TASK DATA –
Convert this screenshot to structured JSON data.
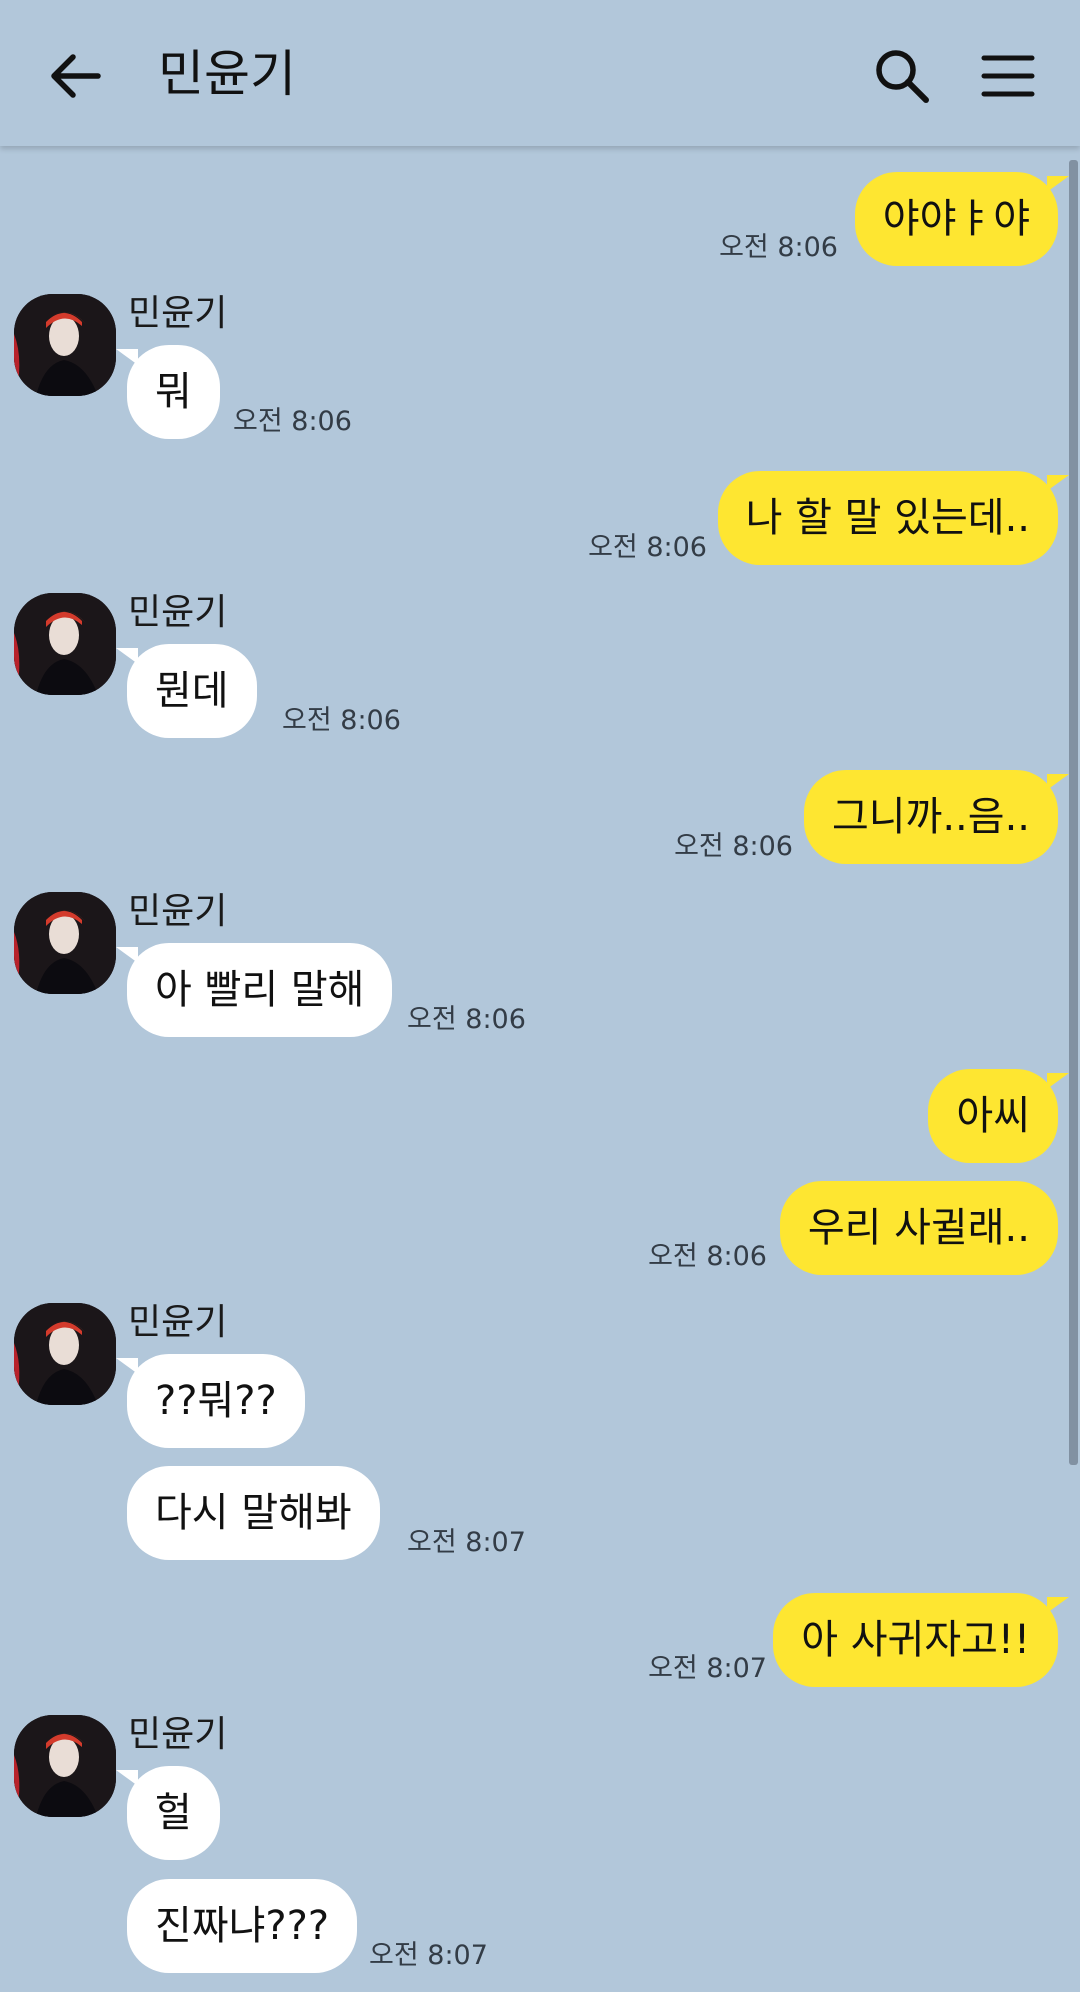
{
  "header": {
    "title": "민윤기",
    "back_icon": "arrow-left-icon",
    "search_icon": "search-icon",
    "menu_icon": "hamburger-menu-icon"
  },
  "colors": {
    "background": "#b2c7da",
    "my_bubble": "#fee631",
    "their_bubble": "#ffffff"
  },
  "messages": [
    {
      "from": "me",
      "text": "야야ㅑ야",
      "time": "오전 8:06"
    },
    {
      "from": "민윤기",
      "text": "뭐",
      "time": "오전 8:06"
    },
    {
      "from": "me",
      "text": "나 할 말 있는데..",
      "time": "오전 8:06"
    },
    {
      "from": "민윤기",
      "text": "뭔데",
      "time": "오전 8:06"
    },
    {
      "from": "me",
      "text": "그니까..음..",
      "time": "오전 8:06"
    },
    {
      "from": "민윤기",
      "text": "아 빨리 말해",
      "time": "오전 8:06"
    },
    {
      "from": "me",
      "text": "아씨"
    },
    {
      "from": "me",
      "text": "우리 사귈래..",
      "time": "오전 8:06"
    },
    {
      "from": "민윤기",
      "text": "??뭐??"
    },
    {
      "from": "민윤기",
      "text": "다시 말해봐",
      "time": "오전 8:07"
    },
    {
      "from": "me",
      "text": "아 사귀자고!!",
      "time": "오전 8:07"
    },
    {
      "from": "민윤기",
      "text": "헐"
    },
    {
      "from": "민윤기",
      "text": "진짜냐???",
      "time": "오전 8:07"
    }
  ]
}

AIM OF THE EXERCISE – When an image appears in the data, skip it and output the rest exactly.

ANSWER TO THIS EXERCISE –
Convert this screenshot to structured JSON data.
{
  "header": {
    "title": "민윤기",
    "back_icon": "arrow-left-icon",
    "search_icon": "search-icon",
    "menu_icon": "hamburger-menu-icon"
  },
  "colors": {
    "background": "#b2c7da",
    "my_bubble": "#fee631",
    "their_bubble": "#ffffff"
  },
  "messages": [
    {
      "from": "me",
      "text": "야야ㅑ야",
      "time": "오전 8:06"
    },
    {
      "from": "민윤기",
      "text": "뭐",
      "time": "오전 8:06"
    },
    {
      "from": "me",
      "text": "나 할 말 있는데..",
      "time": "오전 8:06"
    },
    {
      "from": "민윤기",
      "text": "뭔데",
      "time": "오전 8:06"
    },
    {
      "from": "me",
      "text": "그니까..음..",
      "time": "오전 8:06"
    },
    {
      "from": "민윤기",
      "text": "아 빨리 말해",
      "time": "오전 8:06"
    },
    {
      "from": "me",
      "text": "아씨"
    },
    {
      "from": "me",
      "text": "우리 사귈래..",
      "time": "오전 8:06"
    },
    {
      "from": "민윤기",
      "text": "??뭐??"
    },
    {
      "from": "민윤기",
      "text": "다시 말해봐",
      "time": "오전 8:07"
    },
    {
      "from": "me",
      "text": "아 사귀자고!!",
      "time": "오전 8:07"
    },
    {
      "from": "민윤기",
      "text": "헐"
    },
    {
      "from": "민윤기",
      "text": "진짜냐???",
      "time": "오전 8:07"
    }
  ]
}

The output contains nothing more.